## PROBLEM TO SOLVE
Search the records for lines that contain the word "icon". Copy them all.

## Dataset records
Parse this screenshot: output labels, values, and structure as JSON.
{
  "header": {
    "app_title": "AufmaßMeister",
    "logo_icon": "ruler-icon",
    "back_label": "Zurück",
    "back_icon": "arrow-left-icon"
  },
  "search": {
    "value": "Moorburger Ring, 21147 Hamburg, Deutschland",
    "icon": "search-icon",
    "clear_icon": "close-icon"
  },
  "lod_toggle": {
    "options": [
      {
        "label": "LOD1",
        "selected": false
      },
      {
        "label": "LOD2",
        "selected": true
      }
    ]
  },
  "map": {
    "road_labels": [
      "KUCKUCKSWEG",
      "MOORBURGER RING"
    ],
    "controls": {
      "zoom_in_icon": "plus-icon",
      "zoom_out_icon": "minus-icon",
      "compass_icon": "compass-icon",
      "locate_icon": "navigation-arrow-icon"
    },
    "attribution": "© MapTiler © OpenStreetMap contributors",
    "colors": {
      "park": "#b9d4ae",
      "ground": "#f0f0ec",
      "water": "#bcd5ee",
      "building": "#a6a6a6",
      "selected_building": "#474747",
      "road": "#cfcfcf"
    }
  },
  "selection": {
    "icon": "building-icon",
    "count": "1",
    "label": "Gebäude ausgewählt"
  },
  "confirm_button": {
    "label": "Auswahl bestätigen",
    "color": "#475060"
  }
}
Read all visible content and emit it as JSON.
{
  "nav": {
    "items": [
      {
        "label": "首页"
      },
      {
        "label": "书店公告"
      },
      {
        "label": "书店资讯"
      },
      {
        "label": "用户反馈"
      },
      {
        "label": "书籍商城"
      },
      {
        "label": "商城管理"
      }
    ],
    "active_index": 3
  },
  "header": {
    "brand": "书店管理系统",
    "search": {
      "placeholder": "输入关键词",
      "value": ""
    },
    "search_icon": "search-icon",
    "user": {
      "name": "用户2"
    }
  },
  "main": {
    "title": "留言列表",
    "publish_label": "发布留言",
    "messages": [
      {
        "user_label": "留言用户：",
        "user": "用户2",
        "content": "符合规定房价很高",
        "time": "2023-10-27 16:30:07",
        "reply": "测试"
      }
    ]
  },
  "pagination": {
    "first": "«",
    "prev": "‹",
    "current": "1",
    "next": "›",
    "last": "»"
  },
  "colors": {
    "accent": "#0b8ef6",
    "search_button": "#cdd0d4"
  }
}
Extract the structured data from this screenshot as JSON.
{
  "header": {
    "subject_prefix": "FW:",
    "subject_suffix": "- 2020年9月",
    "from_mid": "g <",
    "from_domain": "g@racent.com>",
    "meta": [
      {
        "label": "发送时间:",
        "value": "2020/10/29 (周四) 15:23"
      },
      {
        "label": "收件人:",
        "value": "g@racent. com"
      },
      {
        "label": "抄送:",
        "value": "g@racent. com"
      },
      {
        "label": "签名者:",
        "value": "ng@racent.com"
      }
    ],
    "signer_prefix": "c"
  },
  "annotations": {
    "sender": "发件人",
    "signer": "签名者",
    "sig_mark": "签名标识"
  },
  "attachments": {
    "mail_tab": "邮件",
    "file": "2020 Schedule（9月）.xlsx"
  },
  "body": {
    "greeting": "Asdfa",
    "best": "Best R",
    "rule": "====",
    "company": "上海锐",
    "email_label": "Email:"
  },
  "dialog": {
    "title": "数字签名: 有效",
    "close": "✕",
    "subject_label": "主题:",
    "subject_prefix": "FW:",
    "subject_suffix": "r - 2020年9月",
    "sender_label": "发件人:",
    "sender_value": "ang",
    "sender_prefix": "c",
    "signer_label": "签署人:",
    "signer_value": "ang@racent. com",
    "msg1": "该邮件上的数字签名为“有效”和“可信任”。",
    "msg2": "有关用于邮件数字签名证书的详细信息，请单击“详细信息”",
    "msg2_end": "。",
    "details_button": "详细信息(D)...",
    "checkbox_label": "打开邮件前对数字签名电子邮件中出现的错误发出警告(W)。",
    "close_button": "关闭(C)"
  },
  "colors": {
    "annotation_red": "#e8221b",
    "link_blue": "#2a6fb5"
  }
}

## OUTPUT OF THE TASK
    "logo_icon": "ruler-icon",
    "back_icon": "arrow-left-icon"
    "icon": "search-icon",
    "clear_icon": "close-icon"
      "zoom_in_icon": "plus-icon",
      "zoom_out_icon": "minus-icon",
      "compass_icon": "compass-icon",
      "locate_icon": "navigation-arrow-icon"
    "icon": "building-icon",
    "search_icon": "search-icon",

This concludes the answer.